_What the task asks:_
Below are the records. Gather each line that holds "current".

_Supplied records:_
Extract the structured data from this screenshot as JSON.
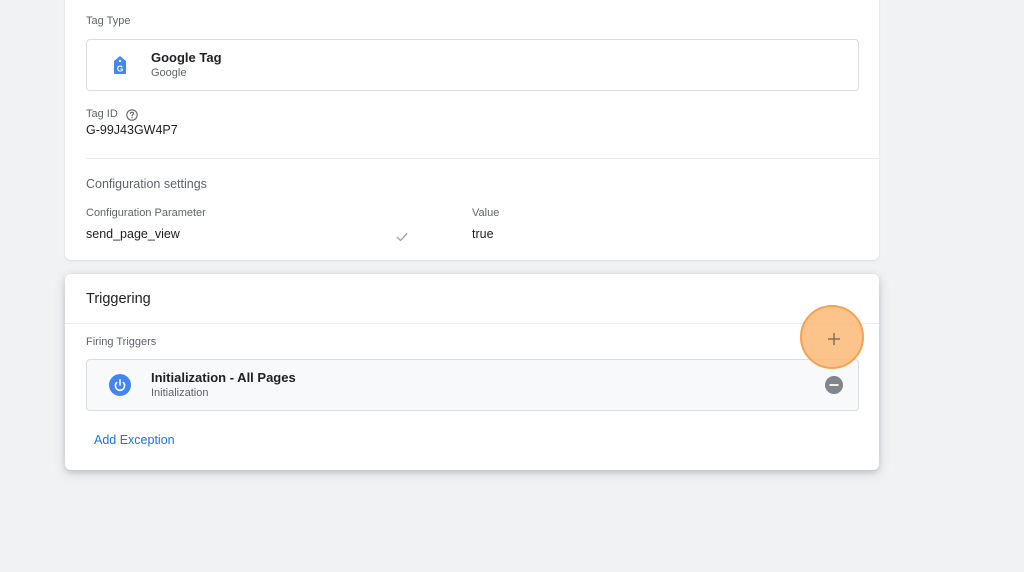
{
  "tag_config": {
    "tag_type_label": "Tag Type",
    "tag_type": {
      "name": "Google Tag",
      "subtitle": "Google",
      "icon": "google-tag-icon"
    },
    "tag_id_label": "Tag ID",
    "tag_id_value": "G-99J43GW4P7",
    "config_settings_title": "Configuration settings",
    "param_header": "Configuration Parameter",
    "value_header": "Value",
    "parameters": [
      {
        "name": "send_page_view",
        "value": "true"
      }
    ]
  },
  "triggering": {
    "title": "Triggering",
    "firing_label": "Firing Triggers",
    "triggers": [
      {
        "name": "Initialization - All Pages",
        "type": "Initialization",
        "icon": "power-icon"
      }
    ],
    "add_exception_label": "Add Exception"
  },
  "colors": {
    "accent": "#1a73e8",
    "highlight": "#f4a256",
    "background": "#f1f2f4"
  }
}
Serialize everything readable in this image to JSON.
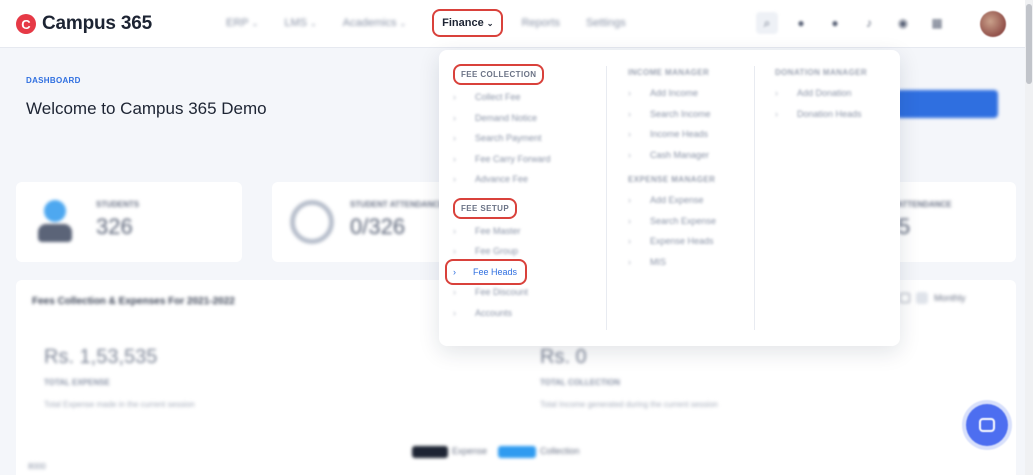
{
  "app": {
    "logo_mark": "C",
    "name": "Campus 365"
  },
  "nav": {
    "items": [
      {
        "label": "ERP",
        "caret": "⌄"
      },
      {
        "label": "LMS",
        "caret": "⌄"
      },
      {
        "label": "Academics",
        "caret": "⌄"
      }
    ],
    "active": {
      "label": "Finance",
      "caret": "⌄"
    },
    "after": [
      {
        "label": "Reports"
      },
      {
        "label": "Settings"
      }
    ]
  },
  "dashboard": {
    "breadcrumb": "DASHBOARD",
    "welcome": "Welcome to Campus 365 Demo",
    "stats": [
      {
        "caption": "STUDENTS",
        "value": "326"
      },
      {
        "caption": "STUDENT ATTENDANCE",
        "value": "0/326"
      },
      {
        "caption": "STAFF ATTENDANCE",
        "value": "5"
      }
    ],
    "finance_card": {
      "title": "Fees Collection & Expenses For 2021-2022",
      "expense_amount": "Rs. 1,53,535",
      "expense_caption": "TOTAL EXPENSE",
      "expense_sub": "Total Expense made in the current session",
      "collection_amount": "Rs. 0",
      "collection_caption": "TOTAL COLLECTION",
      "collection_sub": "Total Income generated during the current session",
      "legend_expense": "Expense",
      "legend_collection": "Collection",
      "toggle_label": "Monthly",
      "footer_value": "8000"
    }
  },
  "menu": {
    "col1": {
      "fee_collection": {
        "heading": "FEE COLLECTION",
        "items": [
          "Collect Fee",
          "Demand Notice",
          "Search Payment",
          "Fee Carry Forward",
          "Advance Fee"
        ]
      },
      "fee_setup": {
        "heading": "FEE SETUP",
        "items_before": [
          "Fee Master",
          "Fee Group"
        ],
        "highlighted": "Fee Heads",
        "items_after": [
          "Fee Discount",
          "Accounts"
        ]
      }
    },
    "col2": {
      "income": {
        "heading": "INCOME MANAGER",
        "items": [
          "Add Income",
          "Search Income",
          "Income Heads",
          "Cash Manager"
        ]
      },
      "expense": {
        "heading": "EXPENSE MANAGER",
        "items": [
          "Add Expense",
          "Search Expense",
          "Expense Heads",
          "MIS"
        ]
      }
    },
    "col3": {
      "donation": {
        "heading": "DONATION MANAGER",
        "items": [
          "Add Donation",
          "Donation Heads"
        ]
      }
    },
    "chevron": "›"
  },
  "colors": {
    "accent": "#2f6fe0",
    "highlight": "#d9413b",
    "brand": "#e63946"
  },
  "icons": [
    "search-icon",
    "globe-icon",
    "notification-icon",
    "settings-icon",
    "apps-icon",
    "avatar"
  ]
}
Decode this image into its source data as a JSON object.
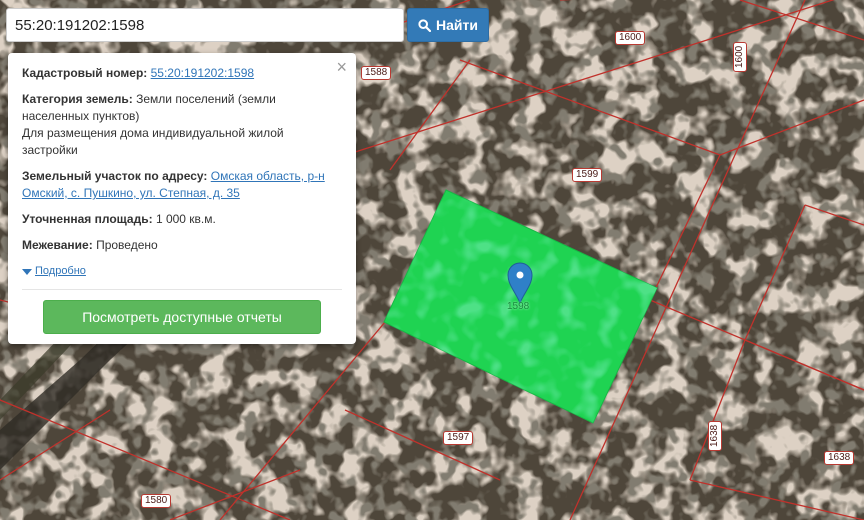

_Finished exercise:_
      "expense_sub": "Total Expense made in the current session",
      "collection_sub": "Total Income generated during the current session",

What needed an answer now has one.